RM:
Have you received much feedback of the language so far? If so, what has this been focused on?

DS:
We’ve received lots of feedback – we’ve been in almost continual engagement with the F# community for the last three years. This has been extraordinary. People have been very helpful, and have come up with many great ideas and suggestions. However, we’re just as glad to get the “this is broken” emails as we are glowing praise – indeed even more glad – we want to know when things don’t add up, or don’t make sense.

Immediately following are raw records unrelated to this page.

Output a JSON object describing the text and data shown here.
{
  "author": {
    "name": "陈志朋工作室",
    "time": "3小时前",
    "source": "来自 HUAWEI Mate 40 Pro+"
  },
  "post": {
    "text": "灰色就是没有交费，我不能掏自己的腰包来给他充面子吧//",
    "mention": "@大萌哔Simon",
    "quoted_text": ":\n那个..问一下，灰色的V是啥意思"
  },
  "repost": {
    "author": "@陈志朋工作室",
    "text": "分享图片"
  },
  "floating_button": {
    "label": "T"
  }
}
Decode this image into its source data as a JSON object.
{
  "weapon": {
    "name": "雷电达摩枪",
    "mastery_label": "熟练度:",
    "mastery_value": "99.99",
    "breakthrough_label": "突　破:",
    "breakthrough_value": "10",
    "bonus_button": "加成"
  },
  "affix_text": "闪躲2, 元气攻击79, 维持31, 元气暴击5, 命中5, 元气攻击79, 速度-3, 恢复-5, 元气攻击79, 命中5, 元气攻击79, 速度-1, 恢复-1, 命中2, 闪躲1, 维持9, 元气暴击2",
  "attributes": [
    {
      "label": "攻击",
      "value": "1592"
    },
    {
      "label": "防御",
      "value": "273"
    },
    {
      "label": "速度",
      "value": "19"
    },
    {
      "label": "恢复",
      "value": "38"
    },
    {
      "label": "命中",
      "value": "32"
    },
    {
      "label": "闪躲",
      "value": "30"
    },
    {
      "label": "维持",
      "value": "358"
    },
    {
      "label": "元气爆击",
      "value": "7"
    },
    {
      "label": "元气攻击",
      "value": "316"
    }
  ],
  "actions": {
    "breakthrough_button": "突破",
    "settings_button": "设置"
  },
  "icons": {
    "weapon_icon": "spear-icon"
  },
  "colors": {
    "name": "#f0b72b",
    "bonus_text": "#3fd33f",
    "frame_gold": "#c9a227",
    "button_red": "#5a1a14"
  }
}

Some programmers do have a hard time adjusting their mindset from imperative programming to OO, though most find the transition enjoyable. Learning new paradigms can sometimes be easier for beginners than experienced programmers. However, one of the great things about F# is that you can “change one variable at a time,” e.g. continue to use your OO design patterns, but use functional programming to implement portions of your code.

Keep up to date with Simple-Talk

For more articles like this delivered fortnightly, sign up to the Simple-Talk newsletter

This post has been viewed 38490 times – thanks for reading.

  • Rate
    [Total: 83    Average: 4.6/5]
  • Share

Richard Morris

View all articles by Richard Morris

Related articles

Also in .NET

Posting Form Content via JavaScript

Web-based applications run smoother if instead of using the traditional form method, they use JavaScript to post data to the server and to update the user interface after posting data: It also makes it easier to keep POST and GET actions separated. SignalR makes it even slicker; it can even update multiple pages at the same time. Is it time to use JavaScript to post data rather than posting via the browser the traditional way?… Read more

Also in BI

Relational Algebra and its implications for NoSQL databases

With the rise of NoSQL databases that are exploiting aspects of SQL for querying, and are embracing full transactionality, is there a danger of the data-document model's hierarchical nature causing a fundamental conflict with relational theory? We asked our relational expert, Hugh Bin-Haad to expound a difficult area for database theorists.… Read more

Also in Geek of the Week

Clive Sinclair: Geek of the Week

Although most of the geeks of the IT industry are famous for their software, it was the geeky entrepreneurs that changed society by bringing cheap microcomputers to the market. Sir Clive Sinclair is most famous for applying his background in electronic engineering to provide a whole generation, both in America and Europe, with their first taste of programming.… Read more

Also in Opinion

The 2015/2016 Simple-Talk Awards

Once more it is time for our readers to vote on the top nominations for the Simple Talk Awards. Here we list the top nominations and the dazzling award badges. Every vote makes our awards more valuable for the recipients!… Read more
  • Anonymous

    Thanks
    hi thanks a lot guys for your inspiring and more informative interview regarding F#. though ave not put my hands on it i can tell its a good programing language and am sure i will learning it in the future since .net is taking over. Thanks again.

  • Mike Gale

    Smart subject choice
    I am pleased to see this choice of subject.

    F# is a smart thing to be talking about and you do a great job of it. It’s refreshing to see both smart interviewer and interviewee. Thanks.

Join Simple Talk

Join over 200,000 Microsoft professionals, and get full, free access to technical articles, our twice-monthly Simple Talk newsletter, and free SQL tools.

Sign up

See what's happening behind the scenes

Take a peek at the bowels of the ship – the lower decks – the actual servers of SQL Server Central itself.

See what's happening